Danger signs were hidden beneath the surface of the team’s impressive start.

They had lost some of their most important players before the losing streak began, including cornerbacks Peters, running backs Dobbins and Gus Edwards, left tackle Ronnie Stanley and safety DeShawn Elliott.

And the Ravens weren’t winning most of their games in a commanding fashion. they needed one 66-yard field goal from Justin Tucker to defeat the lowly Detroit Lions And the nerve-wracking, Jackson-led comeback defeated the Vikings and the Indianapolis Colts. Jackson’s backup, Tyler Huntley, stepped in to put him out of the fire. Late rally against the average Chicago Bears,

Amidst all these tight games, the Ravens lost steam on offense. He scored only 10 points in an upset defeat to the Dolphins and 16 points in a win over the Bears and Browns.

From there his troubles intensified.

They lost to Pittsburgh by one point. On December 5, when Harbaugh decided to go for a 2-point conversion in the final seconds and Jackson’s pass was passed out by tight end Mark Andrews. Cornerback Marlon Humphrey The damage tore his chest muscles, ending his session.

Next, they lost to Cleveland by two points and saw Jackson off the field with an ankle injury Which ultimately kept him out of the rest of the season.

At quarterback he fought well with Huntley against the NFC-leading Green Bay Packers, but Lost one point after Harbaugh failed to call for a 2-point attempt again in the last minute.

Then, COVID-19 robbed their remaining roster depth. They played in Cincinnati on December 26 with third-string quarterback Josh Johnson and a hastily assembled defense. The Bengals spanking them 41-21,

The Ravens tried to counterattack once again, taking a last-minute lead against the favorite Los Angeles Rams. But They could not put a defensive stop in fourth place and lost by one point. For the third time in five matches.

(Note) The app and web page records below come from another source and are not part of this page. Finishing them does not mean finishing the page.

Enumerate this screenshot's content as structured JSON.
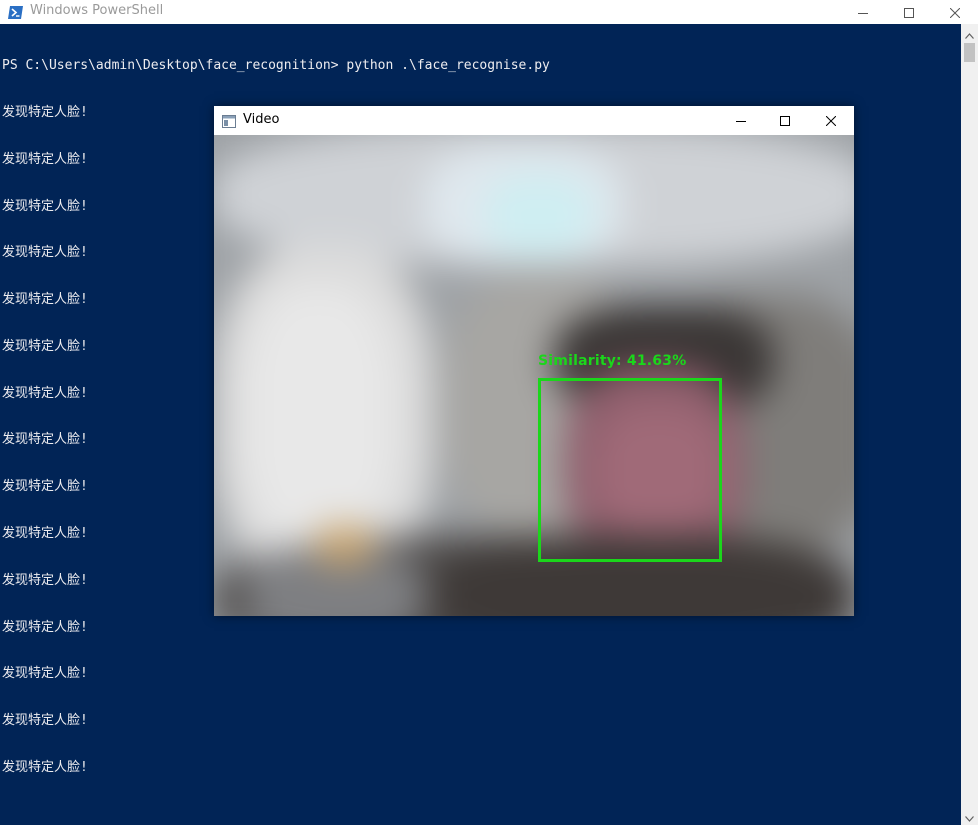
{
  "powershell": {
    "title": "Windows PowerShell",
    "prompt_line": "PS C:\\Users\\admin\\Desktop\\face_recognition> python .\\face_recognise.py",
    "output_lines": [
      "发现特定人脸!",
      "发现特定人脸!",
      "发现特定人脸!",
      "发现特定人脸!",
      "发现特定人脸!",
      "发现特定人脸!",
      "发现特定人脸!",
      "发现特定人脸!",
      "发现特定人脸!",
      "发现特定人脸!",
      "发现特定人脸!",
      "发现特定人脸!",
      "发现特定人脸!",
      "发现特定人脸!",
      "发现特定人脸!"
    ],
    "background_color": "#012456",
    "text_color": "#eeedf0",
    "icon": "powershell-icon"
  },
  "video": {
    "title": "Video",
    "icon": "video-window-icon",
    "similarity_label": "Similarity:  41.63%",
    "detection_color": "#1bd61b"
  },
  "window_controls": {
    "minimize": "minimize-icon",
    "maximize": "maximize-icon",
    "close": "close-icon"
  }
}
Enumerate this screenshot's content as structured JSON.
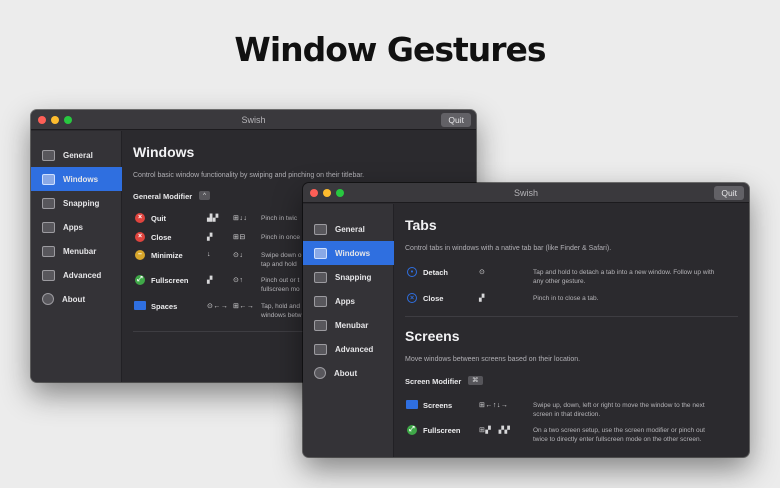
{
  "headline": "Window Gestures",
  "colors": {
    "accent": "#2f6fe0",
    "red": "#e0443e",
    "yellow": "#d7a62b",
    "green": "#3fa848",
    "blue": "#2f6fe0"
  },
  "window1": {
    "title": "Swish",
    "quit": "Quit",
    "sidebar": [
      {
        "label": "General",
        "icon": "general-icon"
      },
      {
        "label": "Windows",
        "icon": "windows-icon"
      },
      {
        "label": "Snapping",
        "icon": "snapping-icon"
      },
      {
        "label": "Apps",
        "icon": "apps-icon"
      },
      {
        "label": "Menubar",
        "icon": "menubar-icon"
      },
      {
        "label": "Advanced",
        "icon": "advanced-icon"
      },
      {
        "label": "About",
        "icon": "about-icon"
      }
    ],
    "heading": "Windows",
    "description": "Control basic window functionality by swiping and pinching on their titlebar.",
    "modifier_label": "General Modifier",
    "modifier_key": "^",
    "rows": [
      {
        "label": "Quit",
        "icon": "quit-icon",
        "g1": "▟▞",
        "g2": "⊞↓↓",
        "desc": "Pinch in twic"
      },
      {
        "label": "Close",
        "icon": "close-icon",
        "g1": "▞",
        "g2": "⊞⊟",
        "desc": "Pinch in once"
      },
      {
        "label": "Minimize",
        "icon": "minimize-icon",
        "g1": "↓",
        "g2": "⊙↓",
        "desc": "Swipe down o\ntap and hold"
      },
      {
        "label": "Fullscreen",
        "icon": "fullscreen-icon",
        "g1": "▞",
        "g2": "⊙↑",
        "desc": "Pinch out or t\nfullscreen mo"
      },
      {
        "label": "Spaces",
        "icon": "spaces-icon",
        "g1": "⊙←→",
        "g2": "⊞←→",
        "desc": "Tap, hold and\nwindows betw"
      }
    ]
  },
  "window2": {
    "title": "Swish",
    "quit": "Quit",
    "sidebar": [
      {
        "label": "General",
        "icon": "general-icon"
      },
      {
        "label": "Windows",
        "icon": "windows-icon"
      },
      {
        "label": "Snapping",
        "icon": "snapping-icon"
      },
      {
        "label": "Apps",
        "icon": "apps-icon"
      },
      {
        "label": "Menubar",
        "icon": "menubar-icon"
      },
      {
        "label": "Advanced",
        "icon": "advanced-icon"
      },
      {
        "label": "About",
        "icon": "about-icon"
      }
    ],
    "tabs_heading": "Tabs",
    "tabs_description": "Control tabs in windows with a native tab bar (like Finder & Safari).",
    "tab_rows": [
      {
        "label": "Detach",
        "icon": "detach-icon",
        "g1": "⊙",
        "desc": "Tap and hold to detach a tab into a new window. Follow up with\nany other gesture."
      },
      {
        "label": "Close",
        "icon": "close-tab-icon",
        "g1": "▞",
        "desc": "Pinch in to close a tab."
      }
    ],
    "screens_heading": "Screens",
    "screens_description": "Move windows between screens based on their location.",
    "modifier_label": "Screen Modifier",
    "modifier_key": "⌘",
    "screen_rows": [
      {
        "label": "Screens",
        "icon": "screens-icon",
        "g1": "⊞←↑↓→",
        "desc": "Swipe up, down, left or right to move the window to the next\nscreen in that direction."
      },
      {
        "label": "Fullscreen",
        "icon": "fullscreen-icon",
        "g1": "⊞▞   ▞▞",
        "desc": "On a two screen setup, use the screen modifier or pinch out\ntwice to directly enter fullscreen mode on the other screen."
      }
    ]
  }
}
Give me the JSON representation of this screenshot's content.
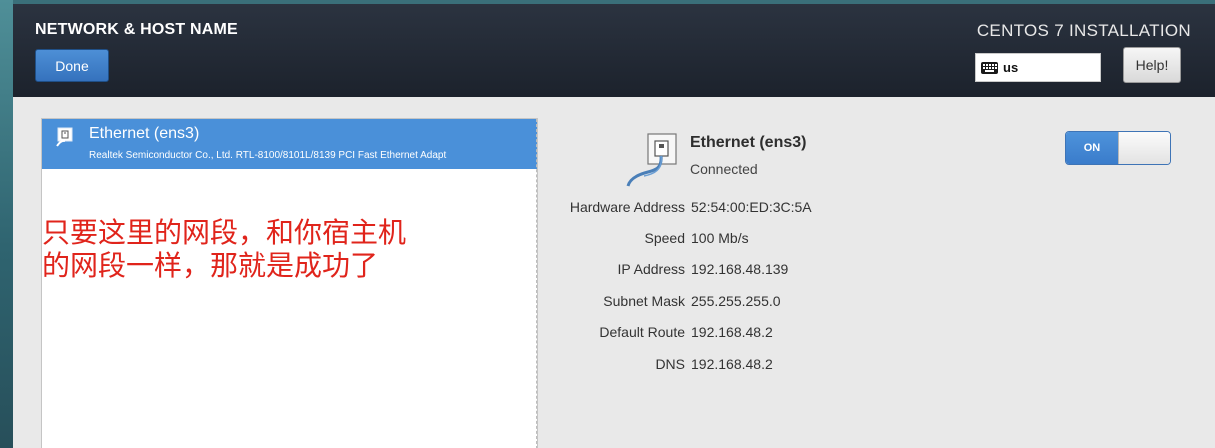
{
  "header": {
    "title": "NETWORK & HOST NAME",
    "done_label": "Done",
    "installer_title": "CENTOS 7 INSTALLATION",
    "keyboard_layout": "us",
    "help_label": "Help!"
  },
  "device_list": {
    "items": [
      {
        "name": "Ethernet (ens3)",
        "description": "Realtek Semiconductor Co., Ltd. RTL-8100/8101L/8139 PCI Fast Ethernet Adapt",
        "selected": true
      }
    ]
  },
  "annotation": {
    "line1": "只要这里的网段，和你宿主机",
    "line2": "的网段一样，那就是成功了"
  },
  "details": {
    "name": "Ethernet (ens3)",
    "status": "Connected",
    "toggle_label": "ON",
    "toggle_state": true,
    "properties": [
      {
        "label": "Hardware Address",
        "value": "52:54:00:ED:3C:5A"
      },
      {
        "label": "Speed",
        "value": "100 Mb/s"
      },
      {
        "label": "IP Address",
        "value": "192.168.48.139"
      },
      {
        "label": "Subnet Mask",
        "value": "255.255.255.0"
      },
      {
        "label": "Default Route",
        "value": "192.168.48.2"
      },
      {
        "label": "DNS",
        "value": "192.168.48.2"
      }
    ]
  },
  "colors": {
    "header_bg": "#1f2630",
    "accent_blue": "#4a90d9",
    "annotation_red": "#e0241b"
  },
  "icons": {
    "keyboard": "keyboard-icon",
    "network_device": "ethernet-icon"
  }
}
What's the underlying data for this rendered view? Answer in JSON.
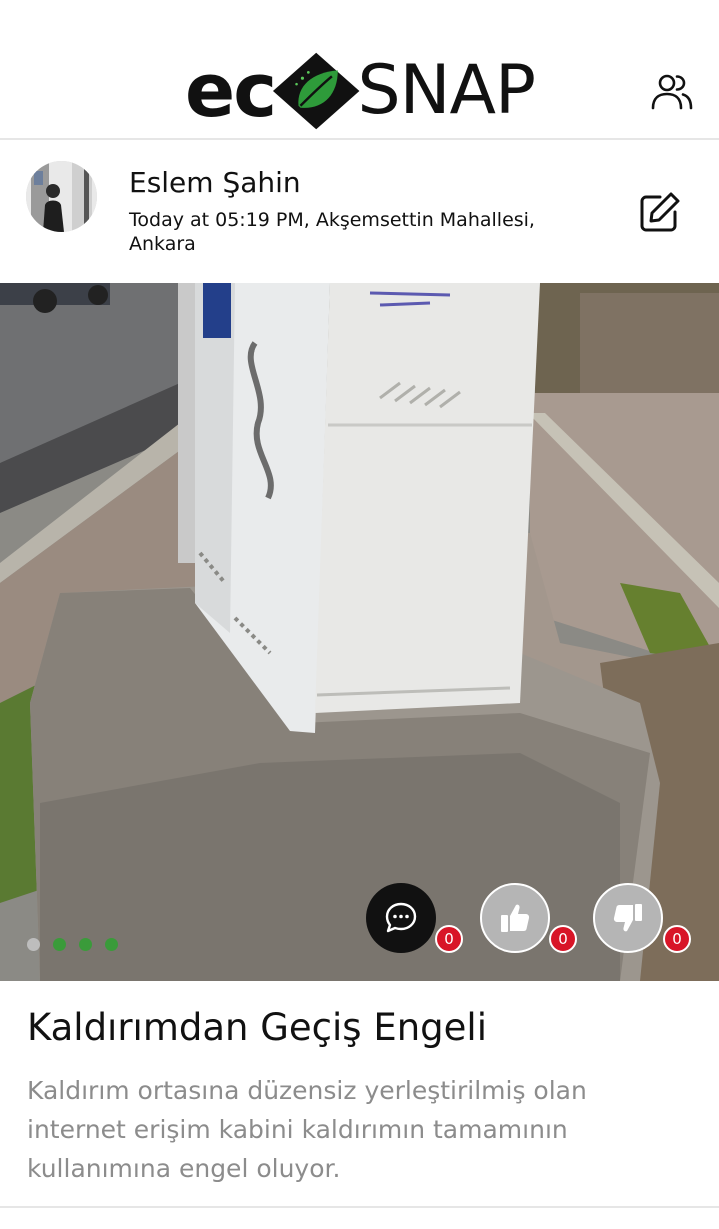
{
  "header": {
    "logo_left": "ec",
    "logo_right": "SNAP",
    "icons": {
      "users": "users-icon"
    },
    "colors": {
      "logo_green": "#2e9b3a",
      "logo_dark": "#111111"
    }
  },
  "post": {
    "author": "Eslem Şahin",
    "meta": "Today at 05:19 PM, Akşemsettin Mahallesi, Ankara",
    "icons": {
      "edit": "edit-icon"
    },
    "carousel": {
      "count": 4,
      "active_index": 0,
      "active_color": "#bdbdbd",
      "inactive_color": "#3a9b3a"
    },
    "actions": {
      "comment_count": "0",
      "like_count": "0",
      "dislike_count": "0",
      "icons": {
        "comment": "comment-icon",
        "like": "thumbs-up-icon",
        "dislike": "thumbs-down-icon"
      }
    },
    "title": "Kaldırımdan Geçiş Engeli",
    "description": "Kaldırım ortasına düzensiz yerleştirilmiş olan internet erişim kabini kaldırımın tamamının kullanımına engel oluyor."
  },
  "colors": {
    "badge": "#d81527"
  }
}
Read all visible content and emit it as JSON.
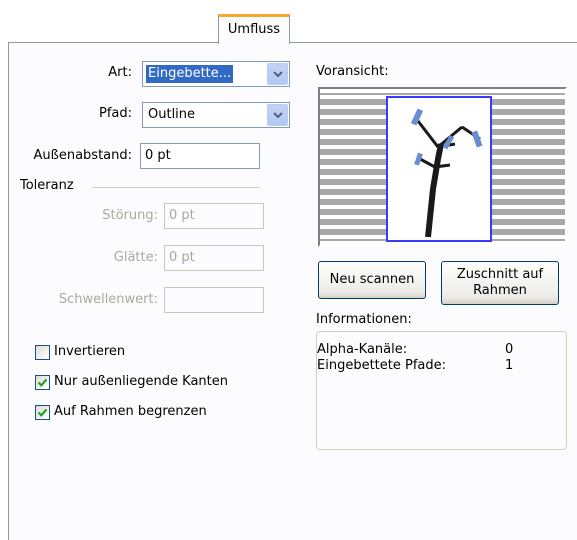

Every one of those missed opportunities lay in the pits of their stomachs as they contemplated the end of the ride.

“It didn’t end with us; Maybe we didn’t end a play right, didn’t time a tackle at the right time, and the other team made another game,” said 11-year veteran linebacker Josh Bynes. “It certainly bothers you, because the level of expectation here is tremendous.”

As they look forward to the 2022 season, Harbaugh, DeCosta and Bisciotti must decide whether the collapse was an aberration or a sign that they need to make significant changes to their roster and coaching staff. Although players like Stanley, Humphrey and Andrews are off as building blocks, the Ravens will need to refresh their defense and look for a more sustainable mix on their offensive line. How aggressively will they pursue extensions with JacksonWhose performance has been uneven since the 2019 Most Valuable Player season? Will Harbaugh look for new assistants in the second half of this season to shake off the aging crime?

The head coach has never stopped expressing pride in his team’s resilience. After the loss to the Steelers, he spoke to the players about how to learn from this difficult time. “There will come a time in your life when your kids will go through some tough times… and they’re going to ask you why and what’s happening and how to handle it,” he said. “You’ll be able to tell them this story.”

Jackson, the organization’s most important player, echoed Harbaugh’s views, even as he described the agony of sitting out in the last four games.

“We still managed to hope, to fight at the end of the season,” he said. “We have never blinked, never shrugged off anyone, whatever the record. We lost close matches. It says a lot about our people, what is going on with us. Hopefully, this season, we’re going to be right and our guys are back and we’ll have the season we should have been. ,